• **TO DO**:
The answer must be every line from the entries below that includes "image".

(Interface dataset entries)
= Beginning of Section =
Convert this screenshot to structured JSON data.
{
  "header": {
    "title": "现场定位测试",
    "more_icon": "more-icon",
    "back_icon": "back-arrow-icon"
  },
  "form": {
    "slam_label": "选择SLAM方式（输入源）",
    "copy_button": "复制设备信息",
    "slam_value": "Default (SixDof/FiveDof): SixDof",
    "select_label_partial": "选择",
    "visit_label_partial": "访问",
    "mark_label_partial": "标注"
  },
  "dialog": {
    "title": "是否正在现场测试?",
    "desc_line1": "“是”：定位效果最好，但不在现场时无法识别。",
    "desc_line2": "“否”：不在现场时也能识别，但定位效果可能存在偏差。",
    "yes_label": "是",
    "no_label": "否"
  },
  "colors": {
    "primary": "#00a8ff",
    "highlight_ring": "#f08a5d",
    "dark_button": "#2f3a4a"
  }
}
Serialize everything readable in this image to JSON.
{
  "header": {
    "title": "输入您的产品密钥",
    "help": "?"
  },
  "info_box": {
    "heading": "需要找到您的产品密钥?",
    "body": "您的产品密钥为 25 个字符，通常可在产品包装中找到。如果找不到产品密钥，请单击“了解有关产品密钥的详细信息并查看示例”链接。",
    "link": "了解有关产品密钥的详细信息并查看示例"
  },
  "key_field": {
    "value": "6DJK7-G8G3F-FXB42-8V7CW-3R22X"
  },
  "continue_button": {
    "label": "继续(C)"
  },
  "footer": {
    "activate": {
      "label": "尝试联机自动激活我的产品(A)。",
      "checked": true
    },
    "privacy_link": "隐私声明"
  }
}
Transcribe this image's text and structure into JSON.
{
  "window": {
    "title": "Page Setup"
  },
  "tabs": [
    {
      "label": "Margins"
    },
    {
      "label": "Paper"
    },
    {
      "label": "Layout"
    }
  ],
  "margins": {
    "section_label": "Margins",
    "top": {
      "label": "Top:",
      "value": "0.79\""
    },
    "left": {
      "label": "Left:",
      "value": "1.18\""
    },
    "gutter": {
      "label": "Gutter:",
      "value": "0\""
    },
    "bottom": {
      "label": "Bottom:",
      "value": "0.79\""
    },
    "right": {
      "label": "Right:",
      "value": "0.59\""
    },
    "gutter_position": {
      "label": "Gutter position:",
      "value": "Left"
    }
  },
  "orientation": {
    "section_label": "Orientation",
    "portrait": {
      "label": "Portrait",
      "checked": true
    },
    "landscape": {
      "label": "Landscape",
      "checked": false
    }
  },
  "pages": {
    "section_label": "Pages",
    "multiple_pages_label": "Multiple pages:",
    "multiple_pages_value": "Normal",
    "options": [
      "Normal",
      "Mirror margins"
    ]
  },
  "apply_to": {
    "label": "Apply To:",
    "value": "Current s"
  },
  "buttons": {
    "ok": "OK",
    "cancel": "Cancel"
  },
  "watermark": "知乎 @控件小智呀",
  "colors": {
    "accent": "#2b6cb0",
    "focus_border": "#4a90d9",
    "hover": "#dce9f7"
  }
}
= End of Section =
• **TASK RESULT**:
Serialize everything readable in this image to JSON.
Transcribe this image's text and structure into JSON.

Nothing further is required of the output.